The Israeli Authorities demolished, Thursday, the al-Arakib Bedouin Palestinian village, in the Negev, for the 140th consecutive times, after dozens of soldiers and police officers invaded it.
The army, accompanied by bulldozers and machinery, demolished the residential tents and sheds, in addition to all barns, displacing the families along with their children, and leaving them under the rain without shelter.
The residents of al-Arakib said that, despite the pain and the ongoing destruction of their dwelling, they are determined to remain on the lands, and will rebuild their village, as they refuse the Israeli place to displace and relocate them.

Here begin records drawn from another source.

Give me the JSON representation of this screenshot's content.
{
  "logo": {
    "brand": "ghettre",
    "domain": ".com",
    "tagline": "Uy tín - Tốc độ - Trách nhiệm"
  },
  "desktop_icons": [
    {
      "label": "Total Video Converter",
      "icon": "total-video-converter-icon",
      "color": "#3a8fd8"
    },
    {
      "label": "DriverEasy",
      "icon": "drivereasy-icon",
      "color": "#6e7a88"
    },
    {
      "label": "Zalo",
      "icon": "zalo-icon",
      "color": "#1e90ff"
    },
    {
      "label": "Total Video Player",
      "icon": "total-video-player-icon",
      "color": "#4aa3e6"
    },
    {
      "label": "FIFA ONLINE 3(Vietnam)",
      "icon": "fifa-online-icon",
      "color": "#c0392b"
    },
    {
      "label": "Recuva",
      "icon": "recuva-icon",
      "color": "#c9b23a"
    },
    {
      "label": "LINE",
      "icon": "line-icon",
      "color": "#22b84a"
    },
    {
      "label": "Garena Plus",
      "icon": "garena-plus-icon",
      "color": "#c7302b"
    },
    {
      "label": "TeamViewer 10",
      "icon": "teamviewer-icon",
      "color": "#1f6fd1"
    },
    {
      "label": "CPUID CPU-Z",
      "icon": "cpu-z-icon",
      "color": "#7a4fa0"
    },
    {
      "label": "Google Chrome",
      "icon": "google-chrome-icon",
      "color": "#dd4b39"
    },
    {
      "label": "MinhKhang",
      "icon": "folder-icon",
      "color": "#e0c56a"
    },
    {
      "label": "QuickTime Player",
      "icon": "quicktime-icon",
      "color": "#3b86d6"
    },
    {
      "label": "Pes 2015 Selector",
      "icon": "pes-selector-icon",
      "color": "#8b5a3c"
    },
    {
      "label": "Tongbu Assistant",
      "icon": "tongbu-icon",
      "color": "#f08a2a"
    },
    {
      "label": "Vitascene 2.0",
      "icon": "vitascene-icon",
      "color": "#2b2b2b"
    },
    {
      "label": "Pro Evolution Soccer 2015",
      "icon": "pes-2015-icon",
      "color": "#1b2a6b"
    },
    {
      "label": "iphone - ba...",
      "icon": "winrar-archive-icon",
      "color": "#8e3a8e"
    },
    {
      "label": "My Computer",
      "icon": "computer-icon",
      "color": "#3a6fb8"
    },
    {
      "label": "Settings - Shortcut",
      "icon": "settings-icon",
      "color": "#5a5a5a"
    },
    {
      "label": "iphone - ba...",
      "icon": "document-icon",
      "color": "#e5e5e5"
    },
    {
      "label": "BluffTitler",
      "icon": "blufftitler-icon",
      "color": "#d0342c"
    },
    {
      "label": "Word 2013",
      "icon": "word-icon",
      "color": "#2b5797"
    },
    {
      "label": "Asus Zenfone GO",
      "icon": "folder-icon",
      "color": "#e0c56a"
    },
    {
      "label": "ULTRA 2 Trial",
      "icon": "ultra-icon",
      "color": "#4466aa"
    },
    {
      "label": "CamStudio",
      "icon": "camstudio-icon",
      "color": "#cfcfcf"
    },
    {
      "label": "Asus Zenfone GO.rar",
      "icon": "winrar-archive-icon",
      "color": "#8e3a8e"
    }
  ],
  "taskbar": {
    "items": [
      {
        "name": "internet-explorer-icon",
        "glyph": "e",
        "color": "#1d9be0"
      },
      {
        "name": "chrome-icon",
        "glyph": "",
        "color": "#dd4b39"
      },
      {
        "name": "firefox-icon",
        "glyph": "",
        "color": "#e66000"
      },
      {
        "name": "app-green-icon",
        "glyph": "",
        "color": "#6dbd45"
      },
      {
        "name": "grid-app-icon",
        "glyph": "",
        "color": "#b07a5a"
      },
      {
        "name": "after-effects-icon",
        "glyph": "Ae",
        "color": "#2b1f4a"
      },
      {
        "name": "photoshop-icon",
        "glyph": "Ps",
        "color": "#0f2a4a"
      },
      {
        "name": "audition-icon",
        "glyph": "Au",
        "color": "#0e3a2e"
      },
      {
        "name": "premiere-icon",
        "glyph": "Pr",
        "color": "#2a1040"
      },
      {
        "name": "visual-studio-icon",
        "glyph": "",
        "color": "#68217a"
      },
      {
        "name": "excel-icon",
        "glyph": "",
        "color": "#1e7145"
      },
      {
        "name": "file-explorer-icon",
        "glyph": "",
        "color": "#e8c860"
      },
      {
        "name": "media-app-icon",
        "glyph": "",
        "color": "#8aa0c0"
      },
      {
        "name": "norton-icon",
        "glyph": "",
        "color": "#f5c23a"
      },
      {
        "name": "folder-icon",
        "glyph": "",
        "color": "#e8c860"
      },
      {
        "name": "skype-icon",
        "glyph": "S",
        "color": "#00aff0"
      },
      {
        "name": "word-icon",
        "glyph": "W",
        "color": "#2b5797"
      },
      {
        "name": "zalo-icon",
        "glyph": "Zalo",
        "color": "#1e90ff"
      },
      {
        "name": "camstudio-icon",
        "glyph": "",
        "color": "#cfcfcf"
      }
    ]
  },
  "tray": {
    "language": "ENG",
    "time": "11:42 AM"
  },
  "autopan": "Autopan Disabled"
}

There are about 240.000 Palestinains living in dozens of villages and communities in the Negev, but the communities are not recognized by Israel ad are considered illegal, although they predate Israel itself.
Al-Arakib, Umm al-Hiran and Abu Qweider, are among 34 “unrecognized villages” that do not receive any services from Israel and are without basic infra-structure, including running water and electricity.
Meanwhile, Israel continues its plans to established four new colonies in the Negev, as part of the so-called “Negev Development Plan.”
These “unrecognized” villages were established in the Negev soon after the 1948 Arab-Israeli war, following the creation of the state of Israel, when an estimated 750,000 Palestinians were forcibly expelled from their homes and made refugees.
Many Bedouins were forcibly transferred to the village sites during the 17-year period when Palestinians inside Israel were governed under Israeli military law, which ended shortly before Israel’s military takeover of Gaza and the West Bank, including East Jerusalem, in 1967.
Now, more than 60 years later, the Bedouin villages have yet to be legally recognized by Israel and live under constant threat of demolition and forcible removal.